British scientists have found two flawed genes that could triple the risk of developing bowel cancer, one of the deadliest forms of the diseases.
The breakthrough, signaled in a report published in Nature Genetics Sunday, will hasten the search to find new ways of treating and even preventing the illness.
Researchers said in the report that the risk of bowel cancer is small when only these two genes are present. But if both these and two other high-risk genetic variants identified earlier are present, a person might have a two- to three-fold increased risk of the cancer.
Professor Ian Tomlinson, joint lead researcher at Cancer Research UK’s London Research Institute, said: “We’re delighted to have taken our research forward to pin down genes that influence a person’s risk of developing bowel cancer.”
The two sections of flawed DNA are thought to be common and linked to around 15 percent of bowel cancers cases a year in Britain.
It is reported that men have a one in 20 chance of developing the disease in their lifetime, while for women, the risk is one in 18.
Bowel cancer is the third most common cancer in Britain, with 35,000 people diagnosed with it every year, of whom 16,000 die.
The two rogue stretches, which have not been given names, were found after researchers scrutinized the DNA of 15,000 people. These were mainly Britons, and more than half had bowel cancer.
“Discoveries like this will improve our understanding of cancer and help us to develop targeted screening and treatment for people at increased risk of the disease,” said Dr. Lesley Walker, of Cancer Research UK.
“We hope that step by step we are coming closer to some form of screening.

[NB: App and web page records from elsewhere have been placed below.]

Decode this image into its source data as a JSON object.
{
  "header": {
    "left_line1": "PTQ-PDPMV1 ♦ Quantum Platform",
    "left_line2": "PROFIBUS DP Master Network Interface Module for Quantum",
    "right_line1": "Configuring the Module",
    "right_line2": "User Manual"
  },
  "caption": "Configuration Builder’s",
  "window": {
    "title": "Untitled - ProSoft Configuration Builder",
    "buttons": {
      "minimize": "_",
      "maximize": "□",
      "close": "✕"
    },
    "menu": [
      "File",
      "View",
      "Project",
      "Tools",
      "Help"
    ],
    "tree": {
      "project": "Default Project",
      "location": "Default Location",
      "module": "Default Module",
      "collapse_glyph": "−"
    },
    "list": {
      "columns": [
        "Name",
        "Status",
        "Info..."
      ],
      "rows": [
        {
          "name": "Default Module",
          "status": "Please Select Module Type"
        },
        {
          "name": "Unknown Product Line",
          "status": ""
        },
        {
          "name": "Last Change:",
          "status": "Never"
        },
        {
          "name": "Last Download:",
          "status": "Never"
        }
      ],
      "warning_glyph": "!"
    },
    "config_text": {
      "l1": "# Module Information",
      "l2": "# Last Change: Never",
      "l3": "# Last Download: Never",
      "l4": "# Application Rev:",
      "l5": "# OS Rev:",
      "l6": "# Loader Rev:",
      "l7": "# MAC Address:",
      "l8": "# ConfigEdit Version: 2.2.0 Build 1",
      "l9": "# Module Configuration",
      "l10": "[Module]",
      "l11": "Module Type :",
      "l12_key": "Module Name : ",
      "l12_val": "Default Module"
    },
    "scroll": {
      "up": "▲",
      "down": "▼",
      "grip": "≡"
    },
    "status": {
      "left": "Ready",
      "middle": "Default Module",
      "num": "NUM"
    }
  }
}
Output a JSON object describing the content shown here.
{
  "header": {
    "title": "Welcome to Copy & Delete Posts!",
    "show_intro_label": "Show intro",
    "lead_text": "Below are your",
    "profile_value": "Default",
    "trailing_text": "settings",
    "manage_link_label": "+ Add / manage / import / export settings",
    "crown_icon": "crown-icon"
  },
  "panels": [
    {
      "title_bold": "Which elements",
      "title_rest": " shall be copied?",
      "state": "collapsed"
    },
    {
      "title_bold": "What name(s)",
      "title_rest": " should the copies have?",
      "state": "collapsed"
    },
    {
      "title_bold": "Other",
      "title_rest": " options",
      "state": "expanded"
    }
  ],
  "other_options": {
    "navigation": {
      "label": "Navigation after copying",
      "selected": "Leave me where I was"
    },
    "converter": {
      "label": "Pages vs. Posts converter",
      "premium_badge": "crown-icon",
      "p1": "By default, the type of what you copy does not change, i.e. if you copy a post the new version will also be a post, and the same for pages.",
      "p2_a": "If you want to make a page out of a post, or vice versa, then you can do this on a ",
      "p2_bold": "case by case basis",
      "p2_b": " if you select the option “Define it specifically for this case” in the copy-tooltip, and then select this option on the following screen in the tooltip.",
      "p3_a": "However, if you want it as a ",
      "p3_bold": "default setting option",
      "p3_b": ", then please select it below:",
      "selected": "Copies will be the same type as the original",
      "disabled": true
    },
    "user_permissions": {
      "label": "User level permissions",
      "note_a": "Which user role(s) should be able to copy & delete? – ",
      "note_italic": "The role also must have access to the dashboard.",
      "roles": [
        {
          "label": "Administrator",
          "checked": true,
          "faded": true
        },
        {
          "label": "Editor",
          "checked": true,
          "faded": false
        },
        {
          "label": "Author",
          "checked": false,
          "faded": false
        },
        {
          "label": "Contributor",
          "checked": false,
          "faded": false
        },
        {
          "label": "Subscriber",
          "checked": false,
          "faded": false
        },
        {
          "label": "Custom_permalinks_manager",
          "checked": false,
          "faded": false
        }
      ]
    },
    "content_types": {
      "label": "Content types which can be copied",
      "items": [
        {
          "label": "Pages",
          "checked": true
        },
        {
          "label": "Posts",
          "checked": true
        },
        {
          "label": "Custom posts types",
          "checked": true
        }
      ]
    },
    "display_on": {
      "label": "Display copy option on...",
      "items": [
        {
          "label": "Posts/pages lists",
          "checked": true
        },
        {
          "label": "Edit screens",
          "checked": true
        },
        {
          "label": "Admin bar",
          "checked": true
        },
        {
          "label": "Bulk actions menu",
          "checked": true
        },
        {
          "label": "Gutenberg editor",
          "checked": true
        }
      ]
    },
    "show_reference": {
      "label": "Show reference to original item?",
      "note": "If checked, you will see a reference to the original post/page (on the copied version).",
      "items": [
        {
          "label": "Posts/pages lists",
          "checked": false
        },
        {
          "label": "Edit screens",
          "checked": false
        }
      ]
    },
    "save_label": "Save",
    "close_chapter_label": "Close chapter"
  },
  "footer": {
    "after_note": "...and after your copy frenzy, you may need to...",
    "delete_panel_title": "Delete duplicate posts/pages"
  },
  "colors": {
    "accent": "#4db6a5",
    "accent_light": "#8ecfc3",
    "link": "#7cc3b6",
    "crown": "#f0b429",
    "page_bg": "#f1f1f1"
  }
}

“By identifying the genes responsible for the disease we would also be able to develop treatment specific to people with that genetic make-up,” said Walker.